Eating in restaurants is the biggest risk factor for contracting traveller’s diarrhoea. Eat only freshly cooked food and avoid shellfish and food that has been sitting around in buffets. Peel all fruit, cook vegetables and soak salads in iodine water for at least 20 minutes. Eat in busy restaurants with a high turnover of customers.
In most well-developed areas of Taiwan, supplies of sanitary products are readily available. Birth-control options may be limited so bring supplies of your own contraception.
Heat, humidity and antibiotics can all contribute to thrush. Treatment is with antifungal creams and pessaries such as Clotrimazole.
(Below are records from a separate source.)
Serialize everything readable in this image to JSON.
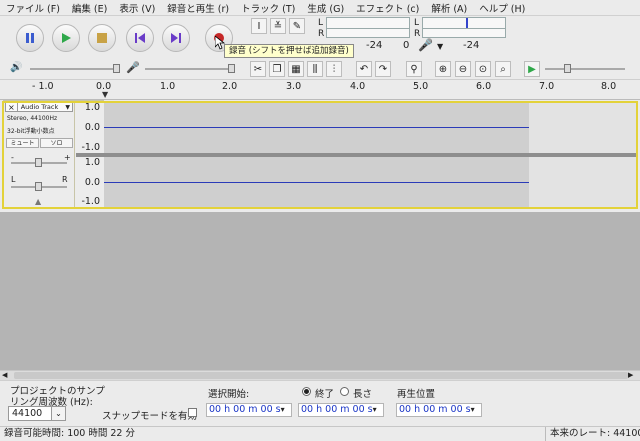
{
  "menu": [
    "ファイル (F)",
    "編集 (E)",
    "表示 (V)",
    "録音と再生 (r)",
    "トラック (T)",
    "生成 (G)",
    "エフェクト (c)",
    "解析 (A)",
    "ヘルプ (H)"
  ],
  "transport": {
    "pause": "pause-icon",
    "play": "play-icon",
    "stop": "stop-icon",
    "skip_start": "skip-start-icon",
    "skip_end": "skip-end-icon",
    "record": "record-icon"
  },
  "tooltip": "録音 (シフトを押せば追加録音)",
  "meters": {
    "play_label": "L",
    "play_label2": "R",
    "rec_label": "L",
    "rec_label2": "R",
    "db_left": "-24",
    "zero": "0",
    "db_right": "-24"
  },
  "ruler": [
    "- 1.0",
    "0.0",
    "1.0",
    "2.0",
    "3.0",
    "4.0",
    "5.0",
    "6.0",
    "7.0",
    "8.0"
  ],
  "track": {
    "name": "Audio Track",
    "info1": "Stereo, 44100Hz",
    "info2": "32-bit浮動小数点",
    "mute": "ミュート",
    "solo": "ソロ",
    "gain_minus": "-",
    "gain_plus": "+",
    "pan_left": "L",
    "pan_right": "R"
  },
  "scale": {
    "top": [
      "1.0",
      "0.0",
      "-1.0"
    ],
    "bottom": [
      "1.0",
      "0.0",
      "-1.0"
    ]
  },
  "bottom": {
    "rate_label_line1": "プロジェクトのサンプ",
    "rate_label_line2": "リング周波数 (Hz):",
    "rate_value": "44100",
    "snap_label": "スナップモードを有効",
    "sel_start_label": "選択開始:",
    "radio_end": "終了",
    "radio_length": "長さ",
    "playpos_label": "再生位置",
    "time1": "00 h 00 m 00 s",
    "time2": "00 h 00 m 00 s",
    "time3": "00 h 00 m 00 s"
  },
  "status": {
    "left": "録音可能時間: 100 時間 22 分",
    "right": "本来のレート: 44100"
  },
  "colors": {
    "waveform": "#2b3bb8",
    "selection_frame": "#e3d23a",
    "time_digits": "#1b36c6"
  }
}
A practical alternative is a single tablet of fluconazole (Diflucan). Urinary tract infections can be precipitated by dehydration or long bus journeys without toilet stops: it’s best to bring suitable antibiotics.
Pregnant women should receive specialised advice before travelling. The ideal time to travel is in the second trimester (between 16 and 28 weeks), when the risk of pregnancy-related problems are at their lowest and pregnant women generally feel at their best. During the first trimester there is a risk of miscarriage and in the third trimester complications such as premature labour and high blood pressure are possible. It’s wise to travel with a companion. Always carry a list of quality medical facilities available at your destination and ensure you continue your standard antenatal care at these facilities. Avoid rural travel in areas with poor medical facilities and transport. Most of all, ensure travel insurance covers all pregnancy-related possibilities, including premature labour.
Traveller’s diarrhoea can quickly lead to dehydration and result in inadequate blood flow to the placenta. Many of the drugs used to treat various diarrhoea bugs are not recommended in pregnancy. However azithromycin is considered safe.